The Wyoming Legislature is considering legislation targeting campaign activities like those employed by former Republican U.S. Rep. Liz Cheney last summer leading up to the August primary election.
One mailer sent in early August by the Cheney campaign included request forms for absentee ballots with “OFFICIAL ELECTION DOCUMENT ENCLOSED” emblazoned across them and pre-addressed to return to voters’ respective county clerks.
The forms were sent in envelopes that read “OPEN IMMEDIATELY!” and “Wyoming Absentee Ballot Request Form Enclosed.”
Secretary of State Chuck Gray got one of the Cheney mailers and said the effort was done to make people think it was official information from local elections offices.
“This mass mailing campaign prompted numerous … calls and written complaints to the Secretary of State’s office from outraged Wyomingites who called it misleading, disingenuous and unlike anything Wyoming had seen in an election,” Gray said during the Senate Corporations, Elections and Political Subdivisions Committee meeting on Thursday morning.
These requesting forms were not the absentee ballots themselves.
Still, former Wyoming Secretary of State Ed Buchanan told Cowboy State Daily at the time that he cautioned the Cheney campaign against using “official election” language on campaign literature.
Closing A Loophole
Senate File 131, brought by Sen. Lynn Hutchings, R-Cheyenne, prohibits the delivery of unsolicited absentee ballot request forms to voters.
Gray spoke in support of the legislation as a matter of ensuring faith in elections. He said Cheney’s mailer exploited Wyoming’s existing statutes and damaged the public’s confidence in elections.
Those found guilty of solicitation could be charged criminally with a misdemeanor punishable by up to six months in jail and $1,000 in fines.
Sen. Charles Scott, R-Casper, asked Gray what’s the harm in sending an unsolicited request for an absentee ballot?
“Having done a lot of campaigns myself, I would never send anything like that,” Gray said.

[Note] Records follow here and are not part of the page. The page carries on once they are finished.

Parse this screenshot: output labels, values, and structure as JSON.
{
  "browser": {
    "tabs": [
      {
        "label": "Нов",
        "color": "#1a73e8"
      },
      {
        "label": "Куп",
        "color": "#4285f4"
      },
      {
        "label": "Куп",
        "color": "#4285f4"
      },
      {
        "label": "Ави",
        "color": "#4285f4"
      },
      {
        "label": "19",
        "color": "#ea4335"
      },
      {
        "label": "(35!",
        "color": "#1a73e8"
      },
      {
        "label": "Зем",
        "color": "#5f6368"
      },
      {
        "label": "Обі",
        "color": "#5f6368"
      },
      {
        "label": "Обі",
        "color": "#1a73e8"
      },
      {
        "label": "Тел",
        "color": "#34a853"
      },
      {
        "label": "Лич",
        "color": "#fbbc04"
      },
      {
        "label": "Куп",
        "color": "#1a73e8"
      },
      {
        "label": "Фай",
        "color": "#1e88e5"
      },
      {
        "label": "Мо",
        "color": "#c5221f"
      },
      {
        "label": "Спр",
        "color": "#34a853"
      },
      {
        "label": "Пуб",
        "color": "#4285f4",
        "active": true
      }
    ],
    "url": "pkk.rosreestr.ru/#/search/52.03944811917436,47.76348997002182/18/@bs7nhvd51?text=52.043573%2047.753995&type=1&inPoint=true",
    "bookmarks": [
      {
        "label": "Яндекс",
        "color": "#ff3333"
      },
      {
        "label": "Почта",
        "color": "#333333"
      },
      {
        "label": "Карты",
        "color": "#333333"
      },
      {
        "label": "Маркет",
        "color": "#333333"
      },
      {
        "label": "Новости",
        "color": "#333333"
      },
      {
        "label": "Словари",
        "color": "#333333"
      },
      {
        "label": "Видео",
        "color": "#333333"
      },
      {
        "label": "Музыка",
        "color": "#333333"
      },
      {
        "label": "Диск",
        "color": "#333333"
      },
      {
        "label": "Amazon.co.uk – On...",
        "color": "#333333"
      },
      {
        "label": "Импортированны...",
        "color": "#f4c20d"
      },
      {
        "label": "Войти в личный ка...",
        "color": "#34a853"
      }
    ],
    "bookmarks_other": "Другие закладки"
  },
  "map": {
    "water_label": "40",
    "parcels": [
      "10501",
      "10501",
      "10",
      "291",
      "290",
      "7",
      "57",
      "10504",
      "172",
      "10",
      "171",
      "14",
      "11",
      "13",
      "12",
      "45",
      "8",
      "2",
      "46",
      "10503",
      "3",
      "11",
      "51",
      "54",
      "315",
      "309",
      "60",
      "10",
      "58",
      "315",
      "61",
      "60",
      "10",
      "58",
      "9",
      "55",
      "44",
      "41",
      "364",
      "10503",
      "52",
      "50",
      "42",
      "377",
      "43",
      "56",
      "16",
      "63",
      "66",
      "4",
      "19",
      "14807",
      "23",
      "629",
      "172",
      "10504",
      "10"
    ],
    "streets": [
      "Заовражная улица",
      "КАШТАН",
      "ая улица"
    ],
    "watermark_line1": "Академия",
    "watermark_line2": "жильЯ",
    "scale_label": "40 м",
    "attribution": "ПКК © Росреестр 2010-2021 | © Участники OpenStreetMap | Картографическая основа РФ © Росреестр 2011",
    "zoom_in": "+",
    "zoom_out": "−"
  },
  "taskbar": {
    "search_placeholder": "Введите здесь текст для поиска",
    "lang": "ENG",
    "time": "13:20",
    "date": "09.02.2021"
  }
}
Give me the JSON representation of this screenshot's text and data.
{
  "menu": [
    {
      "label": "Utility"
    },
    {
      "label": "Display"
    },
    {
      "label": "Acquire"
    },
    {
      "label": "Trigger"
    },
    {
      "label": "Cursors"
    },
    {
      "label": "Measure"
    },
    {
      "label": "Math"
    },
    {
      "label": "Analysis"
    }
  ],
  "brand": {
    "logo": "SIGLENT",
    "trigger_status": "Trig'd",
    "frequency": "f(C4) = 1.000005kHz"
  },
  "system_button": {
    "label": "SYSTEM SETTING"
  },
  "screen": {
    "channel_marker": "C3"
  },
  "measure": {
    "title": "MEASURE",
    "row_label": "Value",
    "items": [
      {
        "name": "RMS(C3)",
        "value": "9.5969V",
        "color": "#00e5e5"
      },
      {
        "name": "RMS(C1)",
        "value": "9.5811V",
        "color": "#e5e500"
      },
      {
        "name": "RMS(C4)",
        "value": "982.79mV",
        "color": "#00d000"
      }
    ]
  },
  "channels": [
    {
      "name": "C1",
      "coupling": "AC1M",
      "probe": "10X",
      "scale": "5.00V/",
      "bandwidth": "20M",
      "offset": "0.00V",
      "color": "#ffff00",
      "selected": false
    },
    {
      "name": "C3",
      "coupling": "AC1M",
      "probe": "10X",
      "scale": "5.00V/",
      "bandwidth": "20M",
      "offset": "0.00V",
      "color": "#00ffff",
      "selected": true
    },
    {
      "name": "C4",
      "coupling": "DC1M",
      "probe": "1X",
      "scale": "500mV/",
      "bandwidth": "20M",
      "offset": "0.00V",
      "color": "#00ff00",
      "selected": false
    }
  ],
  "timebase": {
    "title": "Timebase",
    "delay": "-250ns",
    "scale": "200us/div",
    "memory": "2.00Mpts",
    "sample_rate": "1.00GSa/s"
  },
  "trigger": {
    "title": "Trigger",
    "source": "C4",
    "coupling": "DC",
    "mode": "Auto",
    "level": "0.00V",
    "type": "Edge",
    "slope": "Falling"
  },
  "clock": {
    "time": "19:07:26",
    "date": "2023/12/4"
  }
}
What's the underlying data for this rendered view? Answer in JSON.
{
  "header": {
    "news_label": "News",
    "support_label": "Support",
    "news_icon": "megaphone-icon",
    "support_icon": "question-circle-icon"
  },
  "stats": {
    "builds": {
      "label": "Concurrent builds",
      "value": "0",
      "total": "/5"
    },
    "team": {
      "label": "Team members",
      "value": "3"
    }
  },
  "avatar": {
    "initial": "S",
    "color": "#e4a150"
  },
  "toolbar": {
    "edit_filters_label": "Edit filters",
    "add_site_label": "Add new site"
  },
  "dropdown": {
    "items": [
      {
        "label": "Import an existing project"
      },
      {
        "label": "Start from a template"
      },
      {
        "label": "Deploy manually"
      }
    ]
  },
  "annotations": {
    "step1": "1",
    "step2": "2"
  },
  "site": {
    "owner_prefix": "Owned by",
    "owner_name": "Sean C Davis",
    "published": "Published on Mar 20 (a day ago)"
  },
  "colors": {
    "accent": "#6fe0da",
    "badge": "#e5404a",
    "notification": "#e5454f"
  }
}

But Gray did send multiple campaign mailers during his Secretary of State bid containing misleading or disproven information.
Gray said the appropriation of a governmental persona is what he finds concerning about these types of activities. He described solicitation of absentee ballots as “problematic behavior,” “predatory tactics” and harassment that he does not believe should be allowed.
“When you’re potentially impersonating a public official, it’s really problematic,” he said.
Gray read a few letters from by the public to his office at the time complaining about the mailers.
He suspects the Cheney campaign researched people who had voted by absentee ballot in the past to drive the campaign.
Platte County Clerk Malcolm Ervin cited voter confusion as a reason to prohibit the practice.
He said his office received a few of the Cheney mailers completed and returned, but at a level “dramatically smaller” than the number of actual ballot requests made strictly through his office.
Mary Lankford, a representative of the Wyoming County Clerks Association, said third-party-solicited absentee ballots also can cause confusion when an absentee ballot may already have been requested and received by someone.
“Now they’re receiving another piece of information that says, ‘you need to request an absentee ballot,’” she said. “It’s purely to the advantage of the voters to be able to eliminate some of that junk mail you get at election time.”
Lankford said Wyoming county clerks maintain constant supervision on the status of absentee ballots that have been requested and will not honor multiple requests.
Sen. Eric Barlow, R-Gillette, expressed concern the legislation may restrict free speech.
“I’m trying to understand, is it the confusion we’re trying to prevent here and minimize, what are we actually trying to get to?” he questioned.
Jenn Lowe, executive director of the Equality State Policy Center, said SF 131, titled “Prohibition on Delivery of Unsolicited Ballot Forms,” attempts to address an issue that hasn’t yet been fully explored in Wyoming.
“I do think that impersonating a public official or an official state document is an issue that should be addressed; however, what some would consider predatory I would call accommodating,” she said.
Ervin mentioned how in 2020, the state’s 23 county clerks, in coordination with the Secretary of State’s office, sent a mailer to all registered voters in Wyoming informing them of the optional opportunity to absentee vote in lieu of COVID-19 concerns.
“It’s educating registered voters on the options they have to participate in an election,” Lowe said.
Ervin stressed that the clerks do not send unsolicited ballots. He requested an amendment be made to the bill to allow clerks to continue to be able to send request forms, mentioning the possibility of a future pandemic.
“Without that application, we would not send a ballot unsolicited,” he said.
He also spoke to the benefits absentee ballots provide voters who live in particularly rural parts of the state, many miles away from their designated polling place. Ervin mentioned how the nearest voting center for those who live at Mammoth Hot Springs in Yellowstone National Park is more than two hours away.
“You would have to traverse through the park in November, which in many cases would be impossible,” he said. “This informs those voters (that) this is an option you can employ.”
Discussion on the bill will continue Tuesday.